"""
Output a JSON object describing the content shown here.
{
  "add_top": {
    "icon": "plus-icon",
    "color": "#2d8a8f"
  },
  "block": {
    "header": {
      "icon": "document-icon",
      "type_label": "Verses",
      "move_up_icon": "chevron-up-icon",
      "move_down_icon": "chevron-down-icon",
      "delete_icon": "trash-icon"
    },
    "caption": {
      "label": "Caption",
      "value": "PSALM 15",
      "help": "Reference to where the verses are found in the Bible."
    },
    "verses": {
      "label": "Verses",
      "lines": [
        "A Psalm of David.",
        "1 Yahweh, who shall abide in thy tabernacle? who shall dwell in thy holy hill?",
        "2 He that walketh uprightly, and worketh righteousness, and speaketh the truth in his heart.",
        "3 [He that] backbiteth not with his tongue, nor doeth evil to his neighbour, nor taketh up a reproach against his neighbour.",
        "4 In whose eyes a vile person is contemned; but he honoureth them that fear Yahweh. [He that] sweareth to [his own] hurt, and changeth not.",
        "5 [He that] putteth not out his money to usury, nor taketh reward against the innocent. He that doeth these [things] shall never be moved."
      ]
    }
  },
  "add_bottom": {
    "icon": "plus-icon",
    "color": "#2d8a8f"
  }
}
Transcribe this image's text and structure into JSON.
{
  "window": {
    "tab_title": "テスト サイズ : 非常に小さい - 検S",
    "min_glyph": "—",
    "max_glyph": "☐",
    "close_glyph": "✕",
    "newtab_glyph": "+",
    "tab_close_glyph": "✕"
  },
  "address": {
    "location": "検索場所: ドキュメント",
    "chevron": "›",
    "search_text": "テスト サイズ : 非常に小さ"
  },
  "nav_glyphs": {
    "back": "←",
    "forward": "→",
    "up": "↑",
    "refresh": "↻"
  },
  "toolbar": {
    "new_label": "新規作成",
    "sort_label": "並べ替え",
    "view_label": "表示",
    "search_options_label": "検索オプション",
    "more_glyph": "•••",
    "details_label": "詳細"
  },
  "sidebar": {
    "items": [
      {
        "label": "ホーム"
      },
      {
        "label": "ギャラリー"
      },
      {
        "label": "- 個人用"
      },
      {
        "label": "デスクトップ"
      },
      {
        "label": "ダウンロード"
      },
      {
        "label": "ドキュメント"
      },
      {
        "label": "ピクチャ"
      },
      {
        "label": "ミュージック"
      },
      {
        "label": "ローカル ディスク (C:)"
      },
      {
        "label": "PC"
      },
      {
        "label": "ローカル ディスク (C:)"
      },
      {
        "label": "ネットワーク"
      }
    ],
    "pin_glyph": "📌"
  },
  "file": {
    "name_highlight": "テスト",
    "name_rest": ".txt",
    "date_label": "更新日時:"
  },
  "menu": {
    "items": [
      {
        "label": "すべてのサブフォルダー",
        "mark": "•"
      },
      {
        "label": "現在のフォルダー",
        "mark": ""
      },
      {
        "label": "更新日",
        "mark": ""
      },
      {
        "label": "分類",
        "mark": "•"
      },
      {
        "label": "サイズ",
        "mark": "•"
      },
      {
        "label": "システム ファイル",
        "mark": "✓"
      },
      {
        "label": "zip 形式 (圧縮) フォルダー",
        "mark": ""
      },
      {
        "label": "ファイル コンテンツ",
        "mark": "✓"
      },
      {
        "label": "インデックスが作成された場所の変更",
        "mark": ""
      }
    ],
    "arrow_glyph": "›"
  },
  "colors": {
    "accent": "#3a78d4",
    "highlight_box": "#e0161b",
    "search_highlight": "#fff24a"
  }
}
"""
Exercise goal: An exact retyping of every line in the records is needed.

Answer to this problem:
Output a JSON object describing the content shown here.
{
  "add_top": {
    "icon": "plus-icon",
    "color": "#2d8a8f"
  },
  "block": {
    "header": {
      "icon": "document-icon",
      "type_label": "Verses",
      "move_up_icon": "chevron-up-icon",
      "move_down_icon": "chevron-down-icon",
      "delete_icon": "trash-icon"
    },
    "caption": {
      "label": "Caption",
      "value": "PSALM 15",
      "help": "Reference to where the verses are found in the Bible."
    },
    "verses": {
      "label": "Verses",
      "lines": [
        "A Psalm of David.",
        "1 Yahweh, who shall abide in thy tabernacle? who shall dwell in thy holy hill?",
        "2 He that walketh uprightly, and worketh righteousness, and speaketh the truth in his heart.",
        "3 [He that] backbiteth not with his tongue, nor doeth evil to his neighbour, nor taketh up a reproach against his neighbour.",
        "4 In whose eyes a vile person is contemned; but he honoureth them that fear Yahweh. [He that] sweareth to [his own] hurt, and changeth not.",
        "5 [He that] putteth not out his money to usury, nor taketh reward against the innocent. He that doeth these [things] shall never be moved."
      ]
    }
  },
  "add_bottom": {
    "icon": "plus-icon",
    "color": "#2d8a8f"
  }
}
Transcribe this image's text and structure into JSON.
{
  "window": {
    "tab_title": "テスト サイズ : 非常に小さい - 検S",
    "min_glyph": "—",
    "max_glyph": "☐",
    "close_glyph": "✕",
    "newtab_glyph": "+",
    "tab_close_glyph": "✕"
  },
  "address": {
    "location": "検索場所: ドキュメント",
    "chevron": "›",
    "search_text": "テスト サイズ : 非常に小さ"
  },
  "nav_glyphs": {
    "back": "←",
    "forward": "→",
    "up": "↑",
    "refresh": "↻"
  },
  "toolbar": {
    "new_label": "新規作成",
    "sort_label": "並べ替え",
    "view_label": "表示",
    "search_options_label": "検索オプション",
    "more_glyph": "•••",
    "details_label": "詳細"
  },
  "sidebar": {
    "items": [
      {
        "label": "ホーム"
      },
      {
        "label": "ギャラリー"
      },
      {
        "label": "- 個人用"
      },
      {
        "label": "デスクトップ"
      },
      {
        "label": "ダウンロード"
      },
      {
        "label": "ドキュメント"
      },
      {
        "label": "ピクチャ"
      },
      {
        "label": "ミュージック"
      },
      {
        "label": "ローカル ディスク (C:)"
      },
      {
        "label": "PC"
      },
      {
        "label": "ローカル ディスク (C:)"
      },
      {
        "label": "ネットワーク"
      }
    ],
    "pin_glyph": "📌"
  },
  "file": {
    "name_highlight": "テスト",
    "name_rest": ".txt",
    "date_label": "更新日時:"
  },
  "menu": {
    "items": [
      {
        "label": "すべてのサブフォルダー",
        "mark": "•"
      },
      {
        "label": "現在のフォルダー",
        "mark": ""
      },
      {
        "label": "更新日",
        "mark": ""
      },
      {
        "label": "分類",
        "mark": "•"
      },
      {
        "label": "サイズ",
        "mark": "•"
      },
      {
        "label": "システム ファイル",
        "mark": "✓"
      },
      {
        "label": "zip 形式 (圧縮) フォルダー",
        "mark": ""
      },
      {
        "label": "ファイル コンテンツ",
        "mark": "✓"
      },
      {
        "label": "インデックスが作成された場所の変更",
        "mark": ""
      }
    ],
    "arrow_glyph": "›"
  },
  "colors": {
    "accent": "#3a78d4",
    "highlight_box": "#e0161b",
    "search_highlight": "#fff24a"
  }
}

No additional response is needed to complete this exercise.